ACTIVITY: Could you report every line of the listing below that holds the word "chevron"?

= = = = = = =

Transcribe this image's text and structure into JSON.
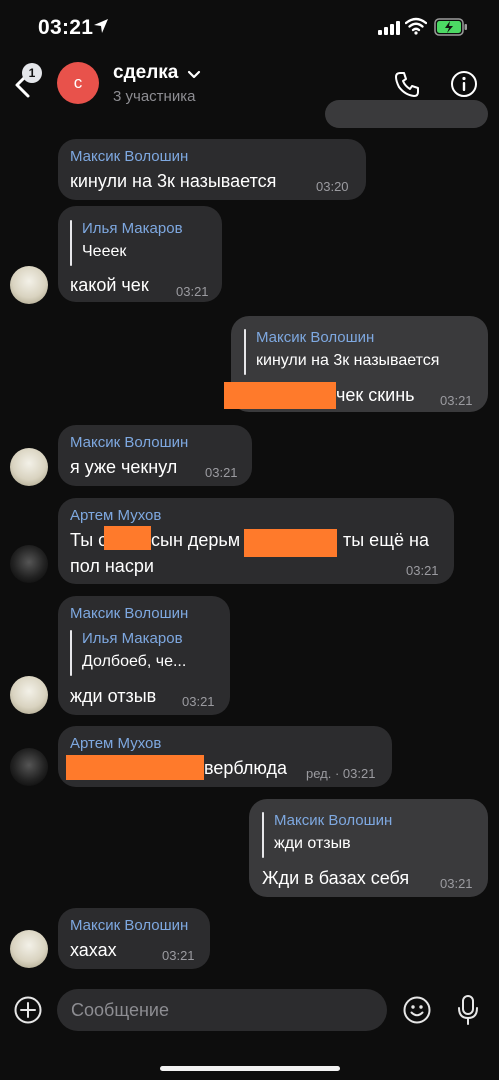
{
  "status_bar": {
    "time": "03:21"
  },
  "header": {
    "back_badge": "1",
    "avatar_letter": "с",
    "title": "сделка",
    "subtitle": "3 участника"
  },
  "messages": [
    {
      "sender": "Максик Волошин",
      "text": "кинули на 3к называется",
      "time": "03:20"
    },
    {
      "sender": "Илья Макаров",
      "quote_text": "Чееек",
      "text": "какой чек",
      "time": "03:21"
    },
    {
      "quote_name": "Максик Волошин",
      "quote_text": "кинули на 3к называется",
      "text": "чек скинь",
      "time": "03:21"
    },
    {
      "sender": "Максик Волошин",
      "text": "я уже чекнул",
      "time": "03:21"
    },
    {
      "sender": "Артем Мухов",
      "text_a": "Ты с",
      "text_b": "сын дерьм",
      "text_c": "ты ещё на",
      "text_line2": "пол насри",
      "time": "03:21"
    },
    {
      "sender": "Максик Волошин",
      "quote_name": "Илья Макаров",
      "quote_text": "Долбоеб, че...",
      "text": "жди отзыв",
      "time": "03:21"
    },
    {
      "sender": "Артем Мухов",
      "text": "верблюда",
      "time": "ред. · 03:21"
    },
    {
      "quote_name": "Максик Волошин",
      "quote_text": "жди отзыв",
      "text": "Жди в базах себя",
      "time": "03:21"
    },
    {
      "sender": "Максик Волошин",
      "text": "хахах",
      "time": "03:21"
    }
  ],
  "composer": {
    "placeholder": "Сообщение"
  },
  "icons": [
    "location-arrow-icon",
    "signal-icon",
    "wifi-icon",
    "battery-icon",
    "back-chevron-icon",
    "chevron-down-icon",
    "phone-icon",
    "info-icon",
    "plus-icon",
    "emoji-icon",
    "mic-icon"
  ],
  "colors": {
    "background": "#0d0d0d",
    "bubble_in": "#2c2c2e",
    "bubble_out": "#3a3a3c",
    "sender_name": "#7ea8e0",
    "avatar_red": "#e8524b",
    "redaction": "#ff7a2b"
  }
}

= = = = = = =

COMPLETED TASK:
    "back-chevron-icon",
    "chevron-down-icon",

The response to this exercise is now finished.